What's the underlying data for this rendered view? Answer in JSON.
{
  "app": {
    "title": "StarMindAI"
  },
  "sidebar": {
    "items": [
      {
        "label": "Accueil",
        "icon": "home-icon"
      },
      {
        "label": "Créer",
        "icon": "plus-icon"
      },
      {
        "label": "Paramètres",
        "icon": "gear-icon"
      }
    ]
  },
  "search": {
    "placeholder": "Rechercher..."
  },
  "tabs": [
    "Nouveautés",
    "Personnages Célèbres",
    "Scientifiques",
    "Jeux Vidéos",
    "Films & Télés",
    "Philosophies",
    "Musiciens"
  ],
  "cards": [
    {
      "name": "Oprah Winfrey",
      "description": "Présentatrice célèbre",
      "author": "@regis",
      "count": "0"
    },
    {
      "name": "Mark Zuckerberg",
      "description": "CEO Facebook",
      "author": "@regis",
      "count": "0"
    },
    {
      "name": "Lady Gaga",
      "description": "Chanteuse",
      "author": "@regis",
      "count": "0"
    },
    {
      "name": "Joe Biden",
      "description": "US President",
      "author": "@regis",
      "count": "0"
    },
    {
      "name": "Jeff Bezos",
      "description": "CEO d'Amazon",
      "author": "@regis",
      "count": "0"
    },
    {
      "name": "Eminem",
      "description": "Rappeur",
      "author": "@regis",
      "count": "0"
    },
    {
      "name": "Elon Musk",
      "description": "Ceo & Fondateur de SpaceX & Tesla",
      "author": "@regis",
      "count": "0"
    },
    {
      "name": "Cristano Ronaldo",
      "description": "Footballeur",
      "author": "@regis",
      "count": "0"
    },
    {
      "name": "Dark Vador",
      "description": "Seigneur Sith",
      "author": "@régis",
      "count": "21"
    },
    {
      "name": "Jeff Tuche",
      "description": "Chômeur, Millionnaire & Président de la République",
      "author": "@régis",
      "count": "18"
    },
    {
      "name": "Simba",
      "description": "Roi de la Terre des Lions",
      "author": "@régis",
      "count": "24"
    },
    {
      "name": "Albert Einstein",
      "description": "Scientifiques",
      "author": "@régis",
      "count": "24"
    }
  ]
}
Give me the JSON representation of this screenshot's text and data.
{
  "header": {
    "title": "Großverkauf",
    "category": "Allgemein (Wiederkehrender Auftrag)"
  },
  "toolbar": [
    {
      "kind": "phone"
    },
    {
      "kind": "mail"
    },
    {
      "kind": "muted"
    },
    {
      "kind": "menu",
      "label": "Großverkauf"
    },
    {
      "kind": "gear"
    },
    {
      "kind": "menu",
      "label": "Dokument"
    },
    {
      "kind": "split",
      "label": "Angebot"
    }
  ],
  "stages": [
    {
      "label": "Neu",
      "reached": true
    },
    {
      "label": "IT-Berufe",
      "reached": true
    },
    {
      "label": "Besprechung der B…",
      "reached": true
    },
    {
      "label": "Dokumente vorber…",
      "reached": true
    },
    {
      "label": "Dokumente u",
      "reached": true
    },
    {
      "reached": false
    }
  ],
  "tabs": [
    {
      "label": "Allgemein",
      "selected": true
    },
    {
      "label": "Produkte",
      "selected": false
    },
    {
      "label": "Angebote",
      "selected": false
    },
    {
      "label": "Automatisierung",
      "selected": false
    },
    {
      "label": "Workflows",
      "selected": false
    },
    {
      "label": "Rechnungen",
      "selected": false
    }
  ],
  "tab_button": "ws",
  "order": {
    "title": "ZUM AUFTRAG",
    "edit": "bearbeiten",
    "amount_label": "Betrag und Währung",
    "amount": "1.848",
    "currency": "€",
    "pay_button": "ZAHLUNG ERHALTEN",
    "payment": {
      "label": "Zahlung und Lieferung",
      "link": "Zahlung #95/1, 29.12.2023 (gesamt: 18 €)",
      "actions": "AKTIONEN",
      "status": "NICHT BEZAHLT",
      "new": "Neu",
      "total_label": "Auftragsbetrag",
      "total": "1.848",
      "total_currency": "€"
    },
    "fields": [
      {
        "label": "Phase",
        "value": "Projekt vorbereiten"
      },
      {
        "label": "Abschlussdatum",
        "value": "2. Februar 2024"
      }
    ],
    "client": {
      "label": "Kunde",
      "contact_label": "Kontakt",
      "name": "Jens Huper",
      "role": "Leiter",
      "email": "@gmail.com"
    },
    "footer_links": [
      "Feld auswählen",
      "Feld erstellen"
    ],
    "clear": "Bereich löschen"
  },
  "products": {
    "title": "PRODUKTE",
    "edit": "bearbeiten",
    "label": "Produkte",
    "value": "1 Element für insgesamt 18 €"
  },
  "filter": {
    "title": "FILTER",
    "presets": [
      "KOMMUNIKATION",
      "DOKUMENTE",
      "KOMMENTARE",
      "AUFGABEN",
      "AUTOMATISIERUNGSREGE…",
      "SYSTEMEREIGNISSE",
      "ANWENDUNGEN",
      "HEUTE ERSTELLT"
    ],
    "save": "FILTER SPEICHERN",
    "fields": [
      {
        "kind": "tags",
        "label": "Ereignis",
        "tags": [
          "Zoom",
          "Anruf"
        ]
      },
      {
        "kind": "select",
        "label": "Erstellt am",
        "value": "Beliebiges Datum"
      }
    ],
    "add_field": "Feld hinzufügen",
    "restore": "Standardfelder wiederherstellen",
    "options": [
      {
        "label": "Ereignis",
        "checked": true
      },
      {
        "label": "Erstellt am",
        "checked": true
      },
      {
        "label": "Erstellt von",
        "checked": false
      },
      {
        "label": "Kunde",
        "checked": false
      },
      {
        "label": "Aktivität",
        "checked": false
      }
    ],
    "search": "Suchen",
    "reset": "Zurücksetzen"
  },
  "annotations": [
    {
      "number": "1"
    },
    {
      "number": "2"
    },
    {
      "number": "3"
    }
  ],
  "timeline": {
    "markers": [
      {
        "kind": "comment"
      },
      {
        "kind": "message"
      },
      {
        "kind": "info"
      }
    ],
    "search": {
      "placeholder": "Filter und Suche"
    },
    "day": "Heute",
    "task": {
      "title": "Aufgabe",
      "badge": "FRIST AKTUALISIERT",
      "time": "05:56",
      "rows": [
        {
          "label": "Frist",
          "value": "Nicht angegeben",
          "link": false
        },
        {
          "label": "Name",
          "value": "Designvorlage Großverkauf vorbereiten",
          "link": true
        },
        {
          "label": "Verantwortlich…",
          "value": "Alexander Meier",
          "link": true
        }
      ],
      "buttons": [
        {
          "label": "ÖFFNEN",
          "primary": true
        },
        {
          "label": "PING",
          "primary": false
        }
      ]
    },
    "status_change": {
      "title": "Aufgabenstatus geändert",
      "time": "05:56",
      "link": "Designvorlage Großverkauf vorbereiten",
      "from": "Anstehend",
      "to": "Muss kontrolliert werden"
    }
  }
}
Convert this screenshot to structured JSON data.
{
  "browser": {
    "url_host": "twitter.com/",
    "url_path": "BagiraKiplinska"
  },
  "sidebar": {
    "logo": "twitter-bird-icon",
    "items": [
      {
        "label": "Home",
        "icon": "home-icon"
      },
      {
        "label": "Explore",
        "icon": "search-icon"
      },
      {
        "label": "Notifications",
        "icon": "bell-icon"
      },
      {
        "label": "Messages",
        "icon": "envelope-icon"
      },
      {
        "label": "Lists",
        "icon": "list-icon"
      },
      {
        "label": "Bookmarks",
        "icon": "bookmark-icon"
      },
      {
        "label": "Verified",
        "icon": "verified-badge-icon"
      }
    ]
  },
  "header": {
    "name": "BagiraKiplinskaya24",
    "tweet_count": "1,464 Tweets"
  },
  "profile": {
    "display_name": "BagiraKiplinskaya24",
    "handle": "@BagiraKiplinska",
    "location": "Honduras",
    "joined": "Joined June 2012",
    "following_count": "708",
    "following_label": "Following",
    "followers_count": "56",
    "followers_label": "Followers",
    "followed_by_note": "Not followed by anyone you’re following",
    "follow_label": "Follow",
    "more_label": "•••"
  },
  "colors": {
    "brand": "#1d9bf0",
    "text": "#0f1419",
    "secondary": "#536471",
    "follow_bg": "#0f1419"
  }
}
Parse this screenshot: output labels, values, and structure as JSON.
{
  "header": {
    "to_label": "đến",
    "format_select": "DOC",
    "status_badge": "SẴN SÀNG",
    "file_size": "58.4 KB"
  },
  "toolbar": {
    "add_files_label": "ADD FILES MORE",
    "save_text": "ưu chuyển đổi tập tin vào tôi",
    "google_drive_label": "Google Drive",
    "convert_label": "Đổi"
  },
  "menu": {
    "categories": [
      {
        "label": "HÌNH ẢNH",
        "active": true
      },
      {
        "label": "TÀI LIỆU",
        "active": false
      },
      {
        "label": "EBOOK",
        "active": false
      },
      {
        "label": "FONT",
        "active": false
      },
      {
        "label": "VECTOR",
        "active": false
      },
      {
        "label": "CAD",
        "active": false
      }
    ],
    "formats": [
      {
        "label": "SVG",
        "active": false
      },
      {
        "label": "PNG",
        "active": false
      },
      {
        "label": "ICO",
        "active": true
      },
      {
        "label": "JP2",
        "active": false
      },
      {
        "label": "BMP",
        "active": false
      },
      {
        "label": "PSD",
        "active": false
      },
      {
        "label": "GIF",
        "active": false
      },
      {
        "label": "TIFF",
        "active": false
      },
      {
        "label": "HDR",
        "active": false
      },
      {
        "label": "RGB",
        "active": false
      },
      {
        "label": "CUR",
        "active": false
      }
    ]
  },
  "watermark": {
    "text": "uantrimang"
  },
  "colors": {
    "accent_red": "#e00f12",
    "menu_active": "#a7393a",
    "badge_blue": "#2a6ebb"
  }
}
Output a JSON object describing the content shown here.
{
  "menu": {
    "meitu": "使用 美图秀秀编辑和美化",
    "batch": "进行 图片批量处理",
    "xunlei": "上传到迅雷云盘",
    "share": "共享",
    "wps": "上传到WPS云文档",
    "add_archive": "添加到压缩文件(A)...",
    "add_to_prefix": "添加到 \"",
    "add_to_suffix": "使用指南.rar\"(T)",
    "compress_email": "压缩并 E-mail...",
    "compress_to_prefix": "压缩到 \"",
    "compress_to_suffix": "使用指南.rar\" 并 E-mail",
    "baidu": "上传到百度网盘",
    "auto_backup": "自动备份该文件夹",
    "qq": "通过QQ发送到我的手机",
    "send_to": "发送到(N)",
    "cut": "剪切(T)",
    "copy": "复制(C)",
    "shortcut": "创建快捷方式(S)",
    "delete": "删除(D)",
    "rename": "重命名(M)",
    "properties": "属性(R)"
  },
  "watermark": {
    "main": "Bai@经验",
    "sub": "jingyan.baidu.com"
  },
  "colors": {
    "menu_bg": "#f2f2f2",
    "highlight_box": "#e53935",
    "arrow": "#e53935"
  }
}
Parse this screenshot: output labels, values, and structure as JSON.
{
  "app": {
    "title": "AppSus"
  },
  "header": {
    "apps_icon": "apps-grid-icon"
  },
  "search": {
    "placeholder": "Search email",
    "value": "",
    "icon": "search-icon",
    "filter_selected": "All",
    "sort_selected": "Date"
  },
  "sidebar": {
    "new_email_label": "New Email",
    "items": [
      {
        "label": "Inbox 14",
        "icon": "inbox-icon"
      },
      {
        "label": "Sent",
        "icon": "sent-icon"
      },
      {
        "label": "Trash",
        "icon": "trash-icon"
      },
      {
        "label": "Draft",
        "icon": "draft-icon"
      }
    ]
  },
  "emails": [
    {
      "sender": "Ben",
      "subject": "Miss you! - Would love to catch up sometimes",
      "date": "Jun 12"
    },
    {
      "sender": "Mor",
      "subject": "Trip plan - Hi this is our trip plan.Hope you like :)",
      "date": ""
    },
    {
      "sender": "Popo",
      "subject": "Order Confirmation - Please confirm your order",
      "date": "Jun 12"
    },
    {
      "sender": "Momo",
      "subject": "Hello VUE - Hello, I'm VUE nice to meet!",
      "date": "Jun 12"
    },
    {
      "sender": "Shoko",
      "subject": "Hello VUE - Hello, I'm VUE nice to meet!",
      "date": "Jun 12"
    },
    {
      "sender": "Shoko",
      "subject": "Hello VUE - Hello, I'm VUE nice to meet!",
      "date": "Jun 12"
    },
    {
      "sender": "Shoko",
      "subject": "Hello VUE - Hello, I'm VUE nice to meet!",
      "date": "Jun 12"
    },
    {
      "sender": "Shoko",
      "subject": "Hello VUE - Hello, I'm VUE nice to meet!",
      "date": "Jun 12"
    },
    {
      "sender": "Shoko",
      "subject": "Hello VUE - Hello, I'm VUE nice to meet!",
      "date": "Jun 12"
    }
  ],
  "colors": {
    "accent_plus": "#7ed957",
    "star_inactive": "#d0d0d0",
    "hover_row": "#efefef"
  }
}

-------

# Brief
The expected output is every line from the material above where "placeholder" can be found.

# Written solution
    "placeholder": "Rechercher..."
      "placeholder": "Filter und Suche"
    "placeholder": "Search email",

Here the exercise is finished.